By Philip Giraldi
Admittedly the news cycle in the United States seldom runs longer than twenty-four hours, but that should not serve as an excuse when a major story that contradicts what the Trump administration has been claiming appears and suddenly dies. The public that actually follows the news might recall a little more than one month ago the United States assassinated a senior Iranian official Qassem Soleimani. Openly killing someone in the government of a country with which one is not at war is, to say the least, unusual, particularly when the crime is carried out in yet another country with which both the perpetrator and the victim have friendly relations. The justification provided by Secretary of State Mike Pompeo, speaking for the administration, was that Soleimani was in Iraq planning an “imminent” mass killing of Americans, for which no additional evidence was provided at that time or since.
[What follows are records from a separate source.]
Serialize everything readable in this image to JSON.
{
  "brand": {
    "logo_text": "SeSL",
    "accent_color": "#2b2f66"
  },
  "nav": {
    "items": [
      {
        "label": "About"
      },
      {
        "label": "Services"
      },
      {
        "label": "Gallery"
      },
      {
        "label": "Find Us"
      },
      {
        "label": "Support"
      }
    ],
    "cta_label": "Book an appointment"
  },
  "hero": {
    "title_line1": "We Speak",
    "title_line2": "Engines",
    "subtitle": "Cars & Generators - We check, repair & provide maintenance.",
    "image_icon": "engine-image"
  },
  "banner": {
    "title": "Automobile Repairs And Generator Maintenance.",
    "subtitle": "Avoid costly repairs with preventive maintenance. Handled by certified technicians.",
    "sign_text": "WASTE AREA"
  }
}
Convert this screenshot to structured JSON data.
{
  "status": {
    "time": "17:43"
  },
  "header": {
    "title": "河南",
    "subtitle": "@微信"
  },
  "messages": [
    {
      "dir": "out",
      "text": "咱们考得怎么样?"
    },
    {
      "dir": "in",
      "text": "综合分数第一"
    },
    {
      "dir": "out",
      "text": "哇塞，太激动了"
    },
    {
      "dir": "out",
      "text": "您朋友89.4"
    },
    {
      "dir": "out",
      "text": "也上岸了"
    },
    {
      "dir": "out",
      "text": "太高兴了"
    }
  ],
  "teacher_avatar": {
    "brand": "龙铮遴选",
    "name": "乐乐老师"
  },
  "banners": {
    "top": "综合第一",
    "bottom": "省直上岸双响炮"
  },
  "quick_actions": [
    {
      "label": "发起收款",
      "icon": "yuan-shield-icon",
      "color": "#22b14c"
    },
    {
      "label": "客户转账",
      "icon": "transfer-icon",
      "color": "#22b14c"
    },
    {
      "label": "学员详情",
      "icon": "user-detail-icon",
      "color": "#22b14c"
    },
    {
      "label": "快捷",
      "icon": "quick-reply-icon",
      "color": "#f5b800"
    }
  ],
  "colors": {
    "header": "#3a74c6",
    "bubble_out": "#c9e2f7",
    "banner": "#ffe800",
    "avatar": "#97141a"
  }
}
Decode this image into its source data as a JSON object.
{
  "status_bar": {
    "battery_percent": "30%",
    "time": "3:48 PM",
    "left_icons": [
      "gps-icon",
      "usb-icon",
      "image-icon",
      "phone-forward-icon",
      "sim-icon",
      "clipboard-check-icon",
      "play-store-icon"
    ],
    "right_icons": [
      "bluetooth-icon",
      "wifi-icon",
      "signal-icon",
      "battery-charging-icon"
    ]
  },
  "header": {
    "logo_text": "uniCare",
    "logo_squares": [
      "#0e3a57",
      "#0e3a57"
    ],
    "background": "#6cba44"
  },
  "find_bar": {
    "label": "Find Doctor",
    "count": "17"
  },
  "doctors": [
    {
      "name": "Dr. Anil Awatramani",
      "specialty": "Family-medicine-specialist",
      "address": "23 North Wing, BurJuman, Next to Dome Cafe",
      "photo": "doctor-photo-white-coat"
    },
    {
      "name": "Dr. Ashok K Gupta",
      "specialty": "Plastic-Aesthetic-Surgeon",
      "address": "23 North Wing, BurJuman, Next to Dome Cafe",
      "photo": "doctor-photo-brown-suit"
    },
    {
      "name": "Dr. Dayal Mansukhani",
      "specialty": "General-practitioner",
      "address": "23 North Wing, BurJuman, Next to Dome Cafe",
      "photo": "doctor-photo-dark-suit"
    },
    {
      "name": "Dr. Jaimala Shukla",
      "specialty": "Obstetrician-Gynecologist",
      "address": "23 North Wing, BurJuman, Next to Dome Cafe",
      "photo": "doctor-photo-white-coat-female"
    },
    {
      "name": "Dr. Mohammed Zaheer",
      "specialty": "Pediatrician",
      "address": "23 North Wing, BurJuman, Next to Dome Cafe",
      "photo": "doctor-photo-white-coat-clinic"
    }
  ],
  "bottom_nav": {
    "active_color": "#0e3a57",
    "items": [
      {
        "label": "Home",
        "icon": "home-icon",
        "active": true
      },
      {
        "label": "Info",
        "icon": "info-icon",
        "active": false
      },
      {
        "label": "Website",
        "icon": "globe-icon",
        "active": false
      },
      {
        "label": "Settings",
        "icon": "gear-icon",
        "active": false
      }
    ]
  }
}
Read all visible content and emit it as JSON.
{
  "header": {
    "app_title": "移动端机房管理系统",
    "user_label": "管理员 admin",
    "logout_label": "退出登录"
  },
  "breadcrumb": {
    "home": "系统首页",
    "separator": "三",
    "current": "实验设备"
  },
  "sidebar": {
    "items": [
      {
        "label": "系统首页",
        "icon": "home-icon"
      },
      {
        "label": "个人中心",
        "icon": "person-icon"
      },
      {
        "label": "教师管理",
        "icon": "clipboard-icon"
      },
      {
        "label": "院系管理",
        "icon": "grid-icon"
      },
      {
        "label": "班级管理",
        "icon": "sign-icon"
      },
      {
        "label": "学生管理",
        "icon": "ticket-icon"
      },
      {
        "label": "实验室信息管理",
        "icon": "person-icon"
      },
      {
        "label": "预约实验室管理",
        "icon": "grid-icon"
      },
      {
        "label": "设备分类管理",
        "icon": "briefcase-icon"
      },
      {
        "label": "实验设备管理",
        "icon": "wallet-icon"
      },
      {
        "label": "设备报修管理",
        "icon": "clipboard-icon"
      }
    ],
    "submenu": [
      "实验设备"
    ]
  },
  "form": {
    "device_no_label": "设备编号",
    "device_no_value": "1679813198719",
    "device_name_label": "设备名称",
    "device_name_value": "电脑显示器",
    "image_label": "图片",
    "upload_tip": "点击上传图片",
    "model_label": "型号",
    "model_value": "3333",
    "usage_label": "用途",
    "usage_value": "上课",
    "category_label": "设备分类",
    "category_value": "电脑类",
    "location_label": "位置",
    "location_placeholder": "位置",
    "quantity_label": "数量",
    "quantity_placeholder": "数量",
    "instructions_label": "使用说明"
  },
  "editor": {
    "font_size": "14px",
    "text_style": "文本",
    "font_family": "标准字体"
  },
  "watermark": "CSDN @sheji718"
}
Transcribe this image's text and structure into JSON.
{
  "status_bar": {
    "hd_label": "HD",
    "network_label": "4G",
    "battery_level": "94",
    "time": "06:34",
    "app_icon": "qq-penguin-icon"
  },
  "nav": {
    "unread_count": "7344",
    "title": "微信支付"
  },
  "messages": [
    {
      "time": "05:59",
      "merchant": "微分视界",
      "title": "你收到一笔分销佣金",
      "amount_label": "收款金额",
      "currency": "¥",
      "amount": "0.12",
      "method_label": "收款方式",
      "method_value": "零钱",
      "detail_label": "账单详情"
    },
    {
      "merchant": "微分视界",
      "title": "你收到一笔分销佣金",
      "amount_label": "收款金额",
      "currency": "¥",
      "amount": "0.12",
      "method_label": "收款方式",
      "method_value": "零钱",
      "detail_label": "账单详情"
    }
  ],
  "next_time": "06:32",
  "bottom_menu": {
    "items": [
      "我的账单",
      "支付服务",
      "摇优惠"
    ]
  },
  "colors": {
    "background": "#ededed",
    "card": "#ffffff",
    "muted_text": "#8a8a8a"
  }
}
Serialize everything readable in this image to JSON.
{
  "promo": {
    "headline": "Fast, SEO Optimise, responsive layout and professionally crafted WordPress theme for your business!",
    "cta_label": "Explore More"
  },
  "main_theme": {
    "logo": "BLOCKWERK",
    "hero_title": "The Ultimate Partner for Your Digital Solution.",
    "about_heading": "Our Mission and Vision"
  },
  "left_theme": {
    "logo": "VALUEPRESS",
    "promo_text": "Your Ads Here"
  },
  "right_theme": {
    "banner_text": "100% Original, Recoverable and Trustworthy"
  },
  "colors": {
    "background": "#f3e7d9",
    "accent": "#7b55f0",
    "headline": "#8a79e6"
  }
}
It soon emerged that the Iranian general was in fact in Baghdad to discuss with the Iraqi Prime Minister Adel Abdul Mahdi a plan that might lead to the de-escalation of the ongoing conflict between Saudi Arabia and Iran, a meeting that the White House apparently knew about may even have approved. If that is so, events as they unfolded suggest that the US government might have encouraged Soleimani to make his trip so he could be set up and killed. Donald Trump later dismissed the lack of any corroboration of the tale of “imminent threat” being peddled by Pompeo, stating that it didn’t really matter as Soleimani was a terrorist who deserved to die.
The incident that started the killing cycle that eventually included Soleimani consisted of a December 27th attack on a US base in Iraq in which four American soldiers and two Iraqis were wounded while one US contractor, an Iraqi-born translator, was killed. The United States immediately blamed Iran, claiming that it had been carried out by an Iranian supported Shi’ite militia called Kata’ib Hezbollah. It provided no evidence for that claim and retaliated by striking a Kata’ib base, killing 25 Iraqis who were in the field fighting the remnants of Daesh. The militiamen had been incorporated into the Iraqi Army and this disproportionate response led to riots outside the US Embassy in Baghdad, which were also blamed on Iran by the US. There then followed the assassinations of Soleimani and nine senior Iraqi militia officers. Iran retaliated when it fired missiles at American forces, injuring more than one hundred soldiers, and then mistakenly shot down a passenger jet, killing an additional 176 people. As a consequence due to the killing by the US of 34 Iraqis in the two incidents, the Iraqi Parliament also voted to expel all American troops.
It now appears that the original death of the American contractor that sparked the tit-for-tat conflict was not carried out by Kata’ib Hezbollah at all. An Iraqi Army investigative team has gathered conv